It has to be said that these views were hardly original to Douhet. British airmen had formed similar views of aerial power’s potential in 1917-18, and although the generation that commanded the British bomber offensive of 1940-45 knew very little of his thinking, they tried to put into practice what could be described as a Douhetian strategy. But Douhet and the British strategists were wrong. Achieving rapid command of the air was extremely difficult, as the Battle of Britain showed. Bombing did not create the conditions for social collapse and political capitulation (despite colossal human losses and widespread urban destruction) either in Britain, Germany and Japan, or later in Korea and Vietnam. If Douhet’s theory were to work at all, it would be under conditions of a sudden nuclear exchange.

Hippler is on surer ground with the continuity in colonial and post-colonial low-­intensity conflicts. Modern asymmetric warfare, usually against non-state opponents, bears little relation to the total-war school of thinking, but it is, as Hippler stresses, the new strategy of choice in conflicts. Here too, evidently, there are limits to the bombing thesis. For all the air effort put into the conflict against Isis in Syria and Iraq, it is the slow advance on the ground that has proved all-important.

The most extraordinary paradox at the heart of Hippler’s analysis is the way that most bombing has been carried out by Britain and the United States, two countries that have long claimed the moral high ground. It might be expected that these states would have respected civilian immunity more than others, yet in the Second World War alone they killed roughly 900,000 civilians from the air.

The moral relativism of democratic states over the century is compounded of claims to military necessity, an emphasis on technological innovation and demonisation of the enemy. For all the anxieties being aired about militant Islam, the new Russian nationalism and the potential power of China, it is the United States and Britain that need to be watched most closely.

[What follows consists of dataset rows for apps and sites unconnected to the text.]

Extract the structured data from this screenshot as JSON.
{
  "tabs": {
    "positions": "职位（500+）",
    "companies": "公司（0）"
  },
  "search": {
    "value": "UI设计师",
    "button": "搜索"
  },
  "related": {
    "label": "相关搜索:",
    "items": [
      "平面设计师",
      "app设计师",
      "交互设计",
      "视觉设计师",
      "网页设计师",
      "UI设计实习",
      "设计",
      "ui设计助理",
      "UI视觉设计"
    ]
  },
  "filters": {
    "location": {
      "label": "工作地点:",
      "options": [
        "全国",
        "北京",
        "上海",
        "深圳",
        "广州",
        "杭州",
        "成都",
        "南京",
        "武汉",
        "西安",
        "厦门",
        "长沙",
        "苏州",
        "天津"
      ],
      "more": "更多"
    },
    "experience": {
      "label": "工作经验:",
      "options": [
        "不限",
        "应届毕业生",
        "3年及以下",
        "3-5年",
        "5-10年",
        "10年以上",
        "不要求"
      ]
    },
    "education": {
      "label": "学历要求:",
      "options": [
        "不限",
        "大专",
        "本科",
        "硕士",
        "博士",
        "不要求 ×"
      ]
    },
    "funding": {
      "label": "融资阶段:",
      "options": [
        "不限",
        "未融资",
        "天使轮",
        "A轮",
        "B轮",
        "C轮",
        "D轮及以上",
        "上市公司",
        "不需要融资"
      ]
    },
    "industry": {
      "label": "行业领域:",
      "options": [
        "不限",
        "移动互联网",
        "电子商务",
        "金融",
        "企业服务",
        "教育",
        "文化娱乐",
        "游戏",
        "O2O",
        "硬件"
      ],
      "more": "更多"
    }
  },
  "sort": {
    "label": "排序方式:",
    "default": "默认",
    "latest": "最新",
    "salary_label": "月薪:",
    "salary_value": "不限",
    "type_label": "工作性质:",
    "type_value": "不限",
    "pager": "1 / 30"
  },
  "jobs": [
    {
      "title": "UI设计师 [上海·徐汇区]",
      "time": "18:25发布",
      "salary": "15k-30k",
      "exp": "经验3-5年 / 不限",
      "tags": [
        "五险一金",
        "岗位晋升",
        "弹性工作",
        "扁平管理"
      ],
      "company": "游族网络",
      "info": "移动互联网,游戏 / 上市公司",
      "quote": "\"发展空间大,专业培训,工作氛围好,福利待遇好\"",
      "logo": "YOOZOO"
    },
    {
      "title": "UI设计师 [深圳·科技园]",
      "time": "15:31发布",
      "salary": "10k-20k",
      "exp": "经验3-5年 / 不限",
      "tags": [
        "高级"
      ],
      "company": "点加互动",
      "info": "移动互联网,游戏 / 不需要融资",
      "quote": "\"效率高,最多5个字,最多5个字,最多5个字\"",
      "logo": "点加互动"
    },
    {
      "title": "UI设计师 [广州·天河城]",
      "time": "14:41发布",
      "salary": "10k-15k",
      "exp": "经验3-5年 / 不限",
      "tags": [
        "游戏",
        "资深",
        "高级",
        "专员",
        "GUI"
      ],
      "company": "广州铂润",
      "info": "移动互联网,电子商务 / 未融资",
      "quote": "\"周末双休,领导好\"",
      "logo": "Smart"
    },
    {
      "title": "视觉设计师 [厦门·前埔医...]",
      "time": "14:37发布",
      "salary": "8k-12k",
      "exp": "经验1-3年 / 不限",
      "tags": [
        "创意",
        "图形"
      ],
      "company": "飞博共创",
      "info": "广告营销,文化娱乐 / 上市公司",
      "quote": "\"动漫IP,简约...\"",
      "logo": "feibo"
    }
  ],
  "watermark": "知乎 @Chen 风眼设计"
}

Richard Overy’s books include “The Bombing War: Europe (1939-1945)” (Penguin)

This article first appeared in the 16 February 2017 issue of the New Statesman, The New Times